Of course, you still have to find the right person for the job, and if you aren’t aware of the obstacles that can arise in your project, you will probably underestimate how long it’s going to take him to get it done.
So, even if you do hire a professionals, you still have to plan and mentally prepare.
Plan … but not too much
It won’t surprise you when I say that planning means learning as much as you can about your task in advance, and figuring out the most efficient way to proceed. I’m a big advocate of planning, but if you read my other post on thewellnessaddict.com, you’ll know I’m a bigger advocate of taking action … BIG action. I know way too many people who never get started because they’re always working on their plans. So even though you should plan your projects, I think mental preparation is the single most important thing you can do to help you get through the stuff that gets in the way of the things you want to do.
Half of preparation is 100% mental
If you haven’t heard me say “attitude is everything,” then I haven’t said it often enough or loud enough. Attitude is everything!
Or almost everything. And attitude when starting new tasks can be really, really important. The most successful people I know are those who start projects with these attitudes: (1) they WILL succeed; (2) there WILL be problems, obstacles, and detours; and (3) they WILL persevere despite the problems, obstacles, and detours. Just going into a task with these three attitudes can make a huge difference in the outcome.
And in a funny way, mental preparation for the problems, pitfalls, and predicaments can be a very important part of planning. If you expect a problem and are prepared to deal with it, whatever it might be, you’ll be far better prepared and not nearly so discouraged by it.
So definitely dream about your desires. Dream big, and picture your goals clearly and in great detail. Then, when you know exactly what you want, think about where things can go wrong.

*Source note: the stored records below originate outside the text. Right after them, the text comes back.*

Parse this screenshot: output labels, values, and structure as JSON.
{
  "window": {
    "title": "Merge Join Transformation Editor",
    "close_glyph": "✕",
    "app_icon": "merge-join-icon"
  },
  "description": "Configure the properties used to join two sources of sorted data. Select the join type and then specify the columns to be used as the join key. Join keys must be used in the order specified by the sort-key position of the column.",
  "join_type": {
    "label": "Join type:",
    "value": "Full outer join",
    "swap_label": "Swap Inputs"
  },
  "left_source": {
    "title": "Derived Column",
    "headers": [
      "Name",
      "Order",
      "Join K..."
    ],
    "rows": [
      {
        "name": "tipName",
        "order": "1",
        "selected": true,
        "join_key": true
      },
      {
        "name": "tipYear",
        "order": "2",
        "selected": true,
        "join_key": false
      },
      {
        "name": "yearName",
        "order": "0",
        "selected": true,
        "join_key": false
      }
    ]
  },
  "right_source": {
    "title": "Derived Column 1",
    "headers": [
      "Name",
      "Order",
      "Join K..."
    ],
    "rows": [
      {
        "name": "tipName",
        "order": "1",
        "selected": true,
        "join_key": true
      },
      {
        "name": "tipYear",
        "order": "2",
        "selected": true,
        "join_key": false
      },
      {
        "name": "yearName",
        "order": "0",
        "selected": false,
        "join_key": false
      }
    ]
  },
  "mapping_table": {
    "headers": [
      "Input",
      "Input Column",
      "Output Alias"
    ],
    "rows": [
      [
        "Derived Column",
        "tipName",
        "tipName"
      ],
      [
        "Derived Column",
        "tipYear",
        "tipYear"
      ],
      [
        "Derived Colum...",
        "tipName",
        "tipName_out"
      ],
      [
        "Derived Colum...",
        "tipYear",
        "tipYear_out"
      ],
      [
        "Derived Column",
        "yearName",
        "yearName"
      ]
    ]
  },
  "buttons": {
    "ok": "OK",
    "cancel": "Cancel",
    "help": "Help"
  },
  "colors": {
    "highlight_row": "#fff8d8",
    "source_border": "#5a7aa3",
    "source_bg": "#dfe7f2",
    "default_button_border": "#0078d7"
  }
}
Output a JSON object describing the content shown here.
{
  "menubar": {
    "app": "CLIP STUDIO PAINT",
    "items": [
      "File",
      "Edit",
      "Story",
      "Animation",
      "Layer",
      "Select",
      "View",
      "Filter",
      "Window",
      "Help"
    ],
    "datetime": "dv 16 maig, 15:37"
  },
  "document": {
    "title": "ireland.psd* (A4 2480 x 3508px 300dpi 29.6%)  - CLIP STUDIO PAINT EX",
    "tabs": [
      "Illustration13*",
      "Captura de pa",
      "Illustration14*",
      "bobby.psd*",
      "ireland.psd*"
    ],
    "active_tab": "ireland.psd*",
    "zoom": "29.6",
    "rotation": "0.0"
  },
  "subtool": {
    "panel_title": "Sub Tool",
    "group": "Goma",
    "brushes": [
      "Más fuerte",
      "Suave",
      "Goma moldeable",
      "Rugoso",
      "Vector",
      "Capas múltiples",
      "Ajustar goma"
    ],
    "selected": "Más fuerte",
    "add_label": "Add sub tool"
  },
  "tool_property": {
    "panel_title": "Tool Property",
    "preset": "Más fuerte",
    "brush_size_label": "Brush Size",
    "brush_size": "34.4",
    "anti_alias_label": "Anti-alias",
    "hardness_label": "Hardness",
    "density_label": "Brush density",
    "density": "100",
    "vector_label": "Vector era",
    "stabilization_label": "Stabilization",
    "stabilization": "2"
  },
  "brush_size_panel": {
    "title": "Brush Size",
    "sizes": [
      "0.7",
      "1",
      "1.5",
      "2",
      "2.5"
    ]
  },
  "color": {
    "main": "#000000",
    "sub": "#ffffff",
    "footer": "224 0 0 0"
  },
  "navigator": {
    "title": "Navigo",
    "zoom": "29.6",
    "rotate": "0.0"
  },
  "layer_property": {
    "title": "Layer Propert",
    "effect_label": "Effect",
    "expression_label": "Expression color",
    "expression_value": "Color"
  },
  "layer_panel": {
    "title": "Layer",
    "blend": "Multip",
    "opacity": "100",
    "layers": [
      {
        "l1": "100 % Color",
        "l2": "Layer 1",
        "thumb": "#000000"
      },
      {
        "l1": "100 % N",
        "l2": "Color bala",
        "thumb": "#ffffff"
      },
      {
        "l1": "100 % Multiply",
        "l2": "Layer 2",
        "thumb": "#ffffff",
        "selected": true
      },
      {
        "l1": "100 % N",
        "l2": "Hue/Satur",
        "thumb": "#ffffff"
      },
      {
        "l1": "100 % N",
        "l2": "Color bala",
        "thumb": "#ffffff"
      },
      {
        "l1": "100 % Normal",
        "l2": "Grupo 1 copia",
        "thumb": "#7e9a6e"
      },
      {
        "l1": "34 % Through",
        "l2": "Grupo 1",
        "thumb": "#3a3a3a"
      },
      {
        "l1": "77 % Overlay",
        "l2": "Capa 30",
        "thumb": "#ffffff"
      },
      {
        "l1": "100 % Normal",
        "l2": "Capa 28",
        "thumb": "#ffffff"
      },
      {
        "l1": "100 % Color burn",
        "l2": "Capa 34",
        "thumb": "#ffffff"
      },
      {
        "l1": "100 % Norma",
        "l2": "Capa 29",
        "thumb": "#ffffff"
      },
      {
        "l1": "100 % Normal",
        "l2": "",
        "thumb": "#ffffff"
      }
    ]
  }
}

That’s the stuff that’s going to get in the way of the things you want to do. Whatever you do, don’t let that stuff discourage you! You’ll get through it if you’ve planned and prepared, and you’ll be smiling at the other end.